Author + information
- Paul K.L. Chin, MB ChB∗ (, )
- Daniel F.B. Wright, PhD,
- Matthew P. Doogue, MB ChB and
- Evan J. Begg, MD
- ↵∗University of Otago, 2 Riccarton Avenue, Christchurch, Canterbury 8011, New Zealand
We read with great interest the paper by Reilly et al. (1), which demonstrated that higher trough plasma dabigatran concentrations were associated with: 1) decreasing risk of stroke/systemic embolic event (SEE); and 2) increasing major bleeding risk in the RE-LY (Randomized Evaluation of Long-Term Anticoagulation Therapy) trial (2). The paper provides useful insights into the relationship between dabigatran exposure and clinical events but raises several questions.
1. Time lag from blood samples to events.
The dabigatran concentrations reported by Reilly et al. (1) were from blood samples that were mostly collected 1 month after enrollment. In contrast, the majority of the strokes/SEE in the RE-LY study occurred >12 months after enrollment (2). This difference limits the inferences that can be drawn from the observed relationship between dabigatran concentrations and adverse events, because of intraindividual changes during the time lag (e.g., altered renal function ) or addition/withdrawal of interacting medicines (4–7).
Could the temporal relationship between events and blood samples be described more specifically? Furthermore, was the correlation between trough concentrations and events stronger for those with a shorter time lag?
2. Variability in trough concentrations.
In the RE-LY study, a subgroup of those on dabigatran etexilate contributed additional blood samples at 3, 6, and 12 months after enrollment (1). These data could provide insights into intraindividual variability in trough plasma dabigatran concentrations over time.
3. Therapeutic index.

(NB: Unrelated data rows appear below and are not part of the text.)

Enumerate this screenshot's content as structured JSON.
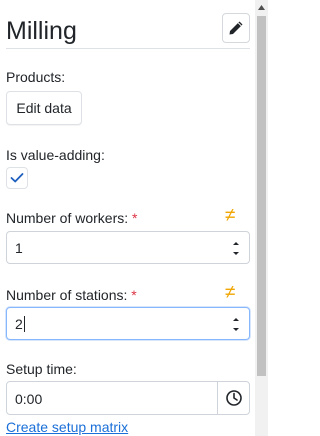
{
  "header": {
    "title": "Milling",
    "edit_icon": "pencil-icon"
  },
  "products": {
    "label": "Products:",
    "button_label": "Edit data"
  },
  "value_adding": {
    "label": "Is value-adding:",
    "checked": true
  },
  "workers": {
    "label": "Number of workers:",
    "required_mark": "*",
    "value": "1",
    "indicator": "≠"
  },
  "stations": {
    "label": "Number of stations:",
    "required_mark": "*",
    "value": "2",
    "indicator": "≠"
  },
  "setup_time": {
    "label": "Setup time:",
    "value": "0:00",
    "icon": "clock-icon",
    "link": "Create setup matrix"
  },
  "colors": {
    "accent": "#1a6fd8",
    "required": "#dc3545",
    "indicator": "#f0a500",
    "check": "#1f5fbf"
  }
}
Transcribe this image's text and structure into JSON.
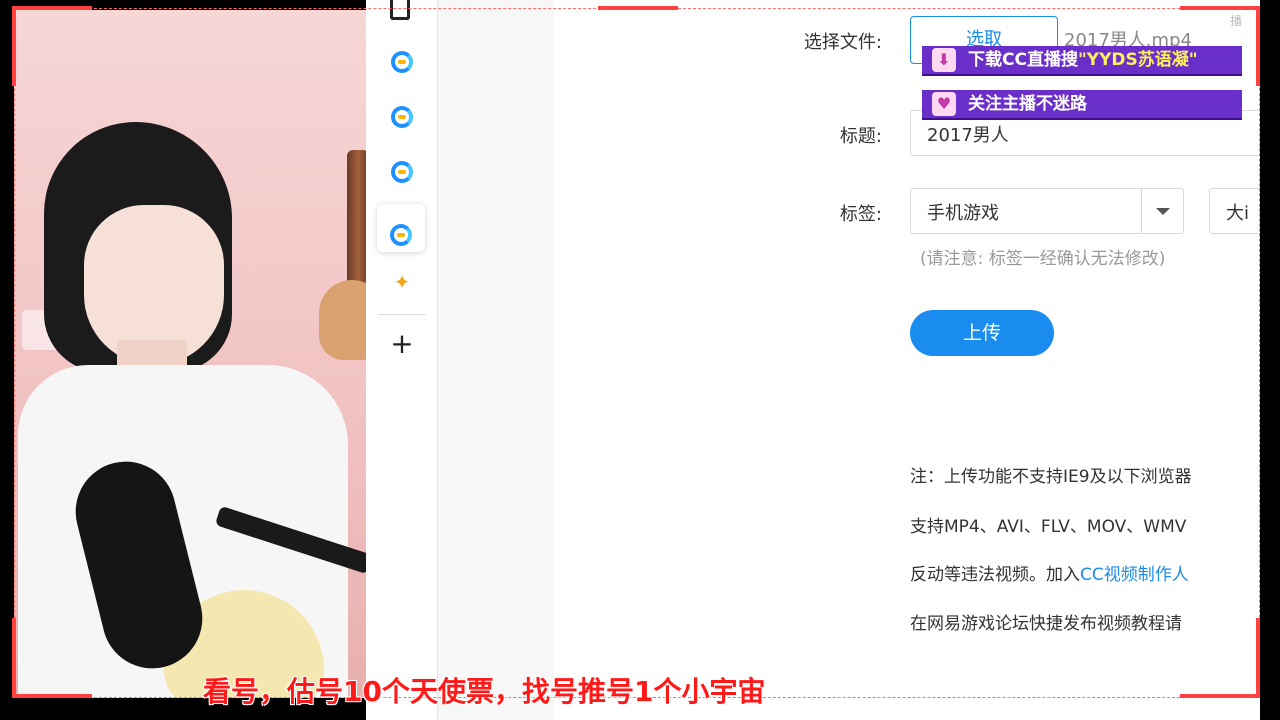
{
  "form": {
    "file_label": "选择文件:",
    "select_button": "选取",
    "file_name": "2017男人.mp4",
    "title_label": "标题:",
    "title_value": "2017男人",
    "tag_label": "标签:",
    "tag_value": "手机游戏",
    "tag2_value": "大i",
    "tag_hint": "(请注意: 标签一经确认无法修改)",
    "upload_button": "上传"
  },
  "notes": {
    "line1": "注：上传功能不支持IE9及以下浏览器",
    "line2": "支持MP4、AVI、FLV、MOV、WMV",
    "line3_prefix": "反动等违法视频。加入",
    "line3_link": "CC视频制作人",
    "line4": "在网易游戏论坛快捷发布视频教程请"
  },
  "overlay": {
    "banner1_prefix": "下载CC直播搜",
    "banner1_highlight": "\"YYDS苏语凝\"",
    "banner2": "关注主播不迷路",
    "caption": "看号，估号10个天使票，找号推号1个小宇宙",
    "watermark": "播"
  },
  "sidebar": {
    "plus_label": "+"
  },
  "colors": {
    "accent": "#1a8cf0",
    "banner": "#6b2fc9",
    "caption": "#ff1a1a"
  }
}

According to Reilly et al. (1), their data demonstrated that dabigatran has a wide therapeutic index. This is a strong claim, which we question. Data in their Table 1 and Figure 2 show that for a 72-year-old male with atrial fibrillation, diabetes mellitus, and previous stroke, there was a 3-fold increase in risk of major bleeding events between the 10th and 90th percentiles of trough concentrations. Furthermore, they found that the ischemic stroke/SEE risk declined steeply at low concentrations, with little additional benefit from higher concentrations. These data actually allow a more formal development of a possible target trough concentration range.
An example of a range for this individual may be derived by adjusting the lines of best fit of the event risk–concentration curves by using event weighting according to the hazard ratios of death described by Eikelboom et al. (8) and then combining the lines of best fit (Fig. 1). Note that for the patient described here, the therapeutic range is relatively narrow compared with the 10th to 90th percentiles of trough concentrations and would certainly not be considered a wide therapeutic range.
4. Trough concentrations outside the 10th and 90th percentiles.
By definition, 20% of individuals treated with dabigatran etexilate in the RE-LY study had concentrations outside the 10th to 90th percentiles of trough plasma dabigatran concentrations. Did the outcomes for these individuals differ from the rest of the cohort? Dose adjustment to “improve” the drug exposure for these 20% of patients may be beneficial. Could the authors describe the characteristics of the individuals with trough plasma dabigatran concentrations that were below the 10th percentile and above the 90th percentile?
- American College of Cardiology Foundation
- Reilly P.A.,
- Lehr T.,
- Haertter S.,
- et al.,
- RE-LY Investigators
- Eikelboom J.W.,
- Connolly S.J.,
- Hart R.G.,
- et al.